New York City Mayor Bill de Blasio has reached a deal with civil rights attorneys on reforms to the New York Police Department's use of stop and frisk. He's ordered the city to withdraw its appeal of a federal judge's ruling last year that found the NYPD was violating the civil rights of black and Latino men and had ordered a federal monitor. De Blasio's predecessor, Mayor Michael Bloomberg, had vigorously fought the ruling and had long defended stop and frisk as an effective crime fighting tool.

Federal prosecutors announced they will seek the death penalty against Dzhokhar Tsarnaev in the Boston Marathon bombing. They accuse him of betraying his adopted country by carrying out a terrorist attack that was designed to cause maximum carnage. Tsarnaev moved to the United States from Russia a decade ago.

Amanda Knox has been convicted of murder, again.An appeals court in Italy has upheld the guilty verdict against Knox and her ex-boyfriend for the 2007 murder of her British roommate. She's been sentenced to 28-and-a-half years in prison, which means there could be a long legal battle ahead over whether she will be extradited from the United States. She has followed the latest trial from her home in Seattle.

Rep. Henry Waxman, one of Congress' fiercest negotiators and an architect of the Affordable Care Act, will retire at the end of the year after four decades in the House. The liberal Democrat from California explicitly condemned conservative House Republicans elected in 2010, saying, "I abhor the extremism of the tea party." He said he's "embarrassed that the greatest legislative body in the world too often operates in a partisan intellectual vacuum."

The latest economic numbers are an encouraging sign for 2014. The U.S. economy grew at a 3.2 percent annual rate in the final quarter of the year on the strongest consumer spending in three years. The Commerce Department says for 2013 as a whole, the economy grew at a tepid 1.8 percent.
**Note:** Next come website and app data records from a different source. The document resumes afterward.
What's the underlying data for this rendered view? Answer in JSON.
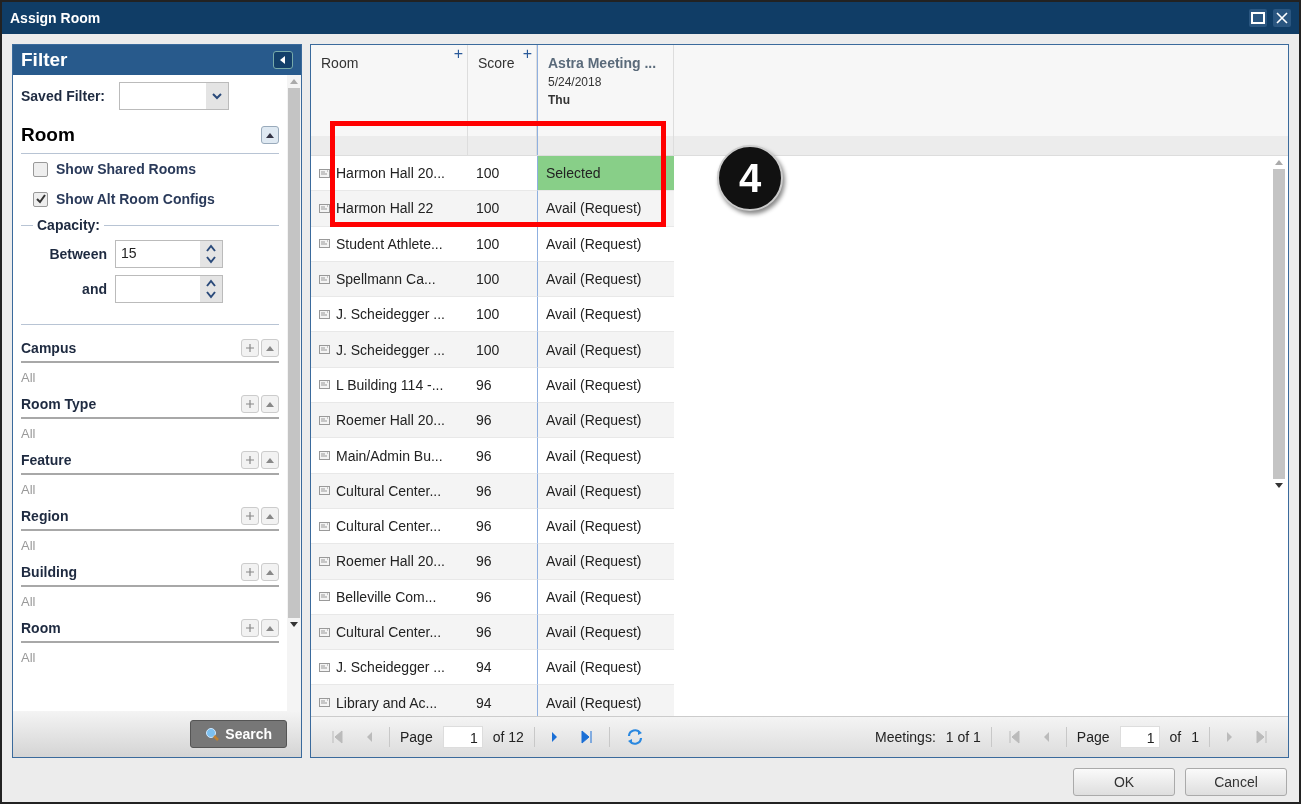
{
  "window": {
    "title": "Assign Room"
  },
  "filter": {
    "title": "Filter",
    "saved_filter_label": "Saved Filter:",
    "room_title": "Room",
    "checkboxes": [
      {
        "label": "Show Shared Rooms",
        "checked": false
      },
      {
        "label": "Show Alt Room Configs",
        "checked": true
      }
    ],
    "capacity_label": "Capacity:",
    "between_label": "Between",
    "between_value": "15",
    "and_label": "and",
    "sections": [
      {
        "title": "Campus",
        "value": "All"
      },
      {
        "title": "Room Type",
        "value": "All"
      },
      {
        "title": "Feature",
        "value": "All"
      },
      {
        "title": "Region",
        "value": "All"
      },
      {
        "title": "Building",
        "value": "All"
      },
      {
        "title": "Room",
        "value": "All"
      }
    ],
    "search_button": "Search"
  },
  "table": {
    "columns": [
      {
        "label": "Room",
        "add_mark": "+"
      },
      {
        "label": "Score",
        "add_mark": "+"
      }
    ],
    "meeting": {
      "title": "Astra Meeting ...",
      "date": "5/24/2018",
      "day": "Thu"
    },
    "rows": [
      {
        "room": "Harmon Hall 20...",
        "score": "100",
        "status": "Selected",
        "selected": true
      },
      {
        "room": "Harmon Hall 22",
        "score": "100",
        "status": "Avail (Request)",
        "selected": false
      },
      {
        "room": "Student Athlete...",
        "score": "100",
        "status": "Avail (Request)",
        "selected": false
      },
      {
        "room": "Spellmann Ca...",
        "score": "100",
        "status": "Avail (Request)",
        "selected": false
      },
      {
        "room": "J. Scheidegger ...",
        "score": "100",
        "status": "Avail (Request)",
        "selected": false
      },
      {
        "room": "J. Scheidegger ...",
        "score": "100",
        "status": "Avail (Request)",
        "selected": false
      },
      {
        "room": "L Building 114 -...",
        "score": "96",
        "status": "Avail (Request)",
        "selected": false
      },
      {
        "room": "Roemer Hall 20...",
        "score": "96",
        "status": "Avail (Request)",
        "selected": false
      },
      {
        "room": "Main/Admin Bu...",
        "score": "96",
        "status": "Avail (Request)",
        "selected": false
      },
      {
        "room": "Cultural Center...",
        "score": "96",
        "status": "Avail (Request)",
        "selected": false
      },
      {
        "room": "Cultural Center...",
        "score": "96",
        "status": "Avail (Request)",
        "selected": false
      },
      {
        "room": "Roemer Hall 20...",
        "score": "96",
        "status": "Avail (Request)",
        "selected": false
      },
      {
        "room": "Belleville Com...",
        "score": "96",
        "status": "Avail (Request)",
        "selected": false
      },
      {
        "room": "Cultural Center...",
        "score": "96",
        "status": "Avail (Request)",
        "selected": false
      },
      {
        "room": "J. Scheidegger ...",
        "score": "94",
        "status": "Avail (Request)",
        "selected": false
      },
      {
        "room": "Library and Ac...",
        "score": "94",
        "status": "Avail (Request)",
        "selected": false
      }
    ]
  },
  "pager": {
    "page_label": "Page",
    "page": "1",
    "of": "of 12",
    "meetings_label": "Meetings:",
    "meetings": "1 of 1",
    "page_label_2": "Page",
    "page_2": "1",
    "of_2_label": "of",
    "of_2": "1"
  },
  "callout": "4",
  "buttons": [
    "OK",
    "Cancel"
  ]
}
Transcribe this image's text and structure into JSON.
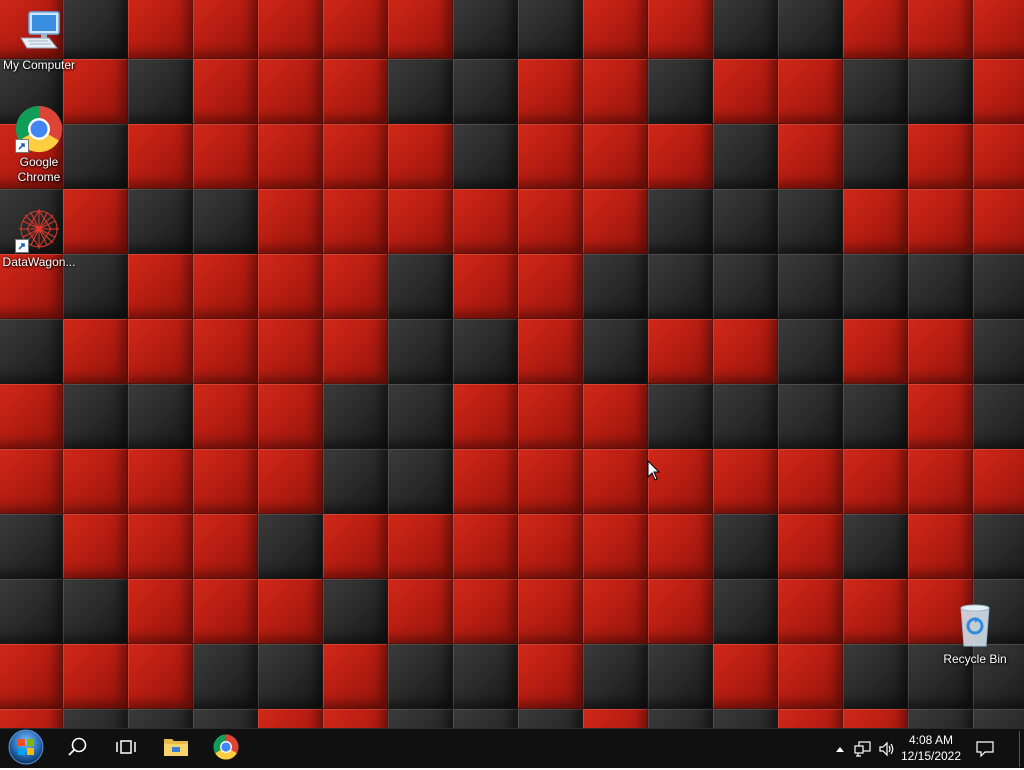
{
  "desktop": {
    "icons": [
      {
        "label": "My Computer",
        "icon": "computer-icon"
      },
      {
        "label": "Google Chrome",
        "icon": "chrome-icon"
      },
      {
        "label": "DataWagon...",
        "icon": "datawagon-icon"
      },
      {
        "label": "Recycle Bin",
        "icon": "recycle-bin-icon"
      }
    ]
  },
  "taskbar": {
    "buttons": [
      {
        "name": "Start",
        "icon": "windows-logo-icon"
      },
      {
        "name": "Search",
        "icon": "search-icon"
      },
      {
        "name": "Task View",
        "icon": "task-view-icon"
      },
      {
        "name": "File Explorer",
        "icon": "folder-icon"
      },
      {
        "name": "Google Chrome",
        "icon": "chrome-icon"
      }
    ],
    "tray": {
      "time": "4:08 AM",
      "date": "12/15/2022"
    }
  },
  "colors": {
    "wall_red": "#c8231a",
    "wall_black": "#2a2a2a",
    "taskbar_bg": "#101010"
  }
}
Many economists think this year growth could top 3 percent.

The governor of Georgia offered his clearest apology yet for not doing enough to prepare for a snowstorm that hit Atlanta and stranded thousands of people on icy, snowy streets. Gov. Nathan Deal acknowledged he was sleeping Tuesday morning when the National Weather Service upgraded its warning for the entire metro area. "Certainly, things could have been done earlier," he said. He pledged a full review of the state's emergency planning. Earlier, the governor had claimed the storm was "unexpected" and that "national forecasters" were wrong.

Authorities say a house fire in western Kentucky has killed as many as nine people and injured two others. A fire official says 11 people lived at the home in Greenville, Kentucky, which is about 130 miles southwest of Louisville.

New York City Schools Chancellor Carmen Fariña told hundreds of city principals that going forward, anyone who wants to be a principal will need at least seven years' experience.

With Ukraine in crisis amid ongoing protests, embattled president Viktor Yanukovych is taking sick leave. The presidential website says he has an acute respiratory illness and high fever.

Sunny and cold today with a high of 29. Tonight's low will be 24.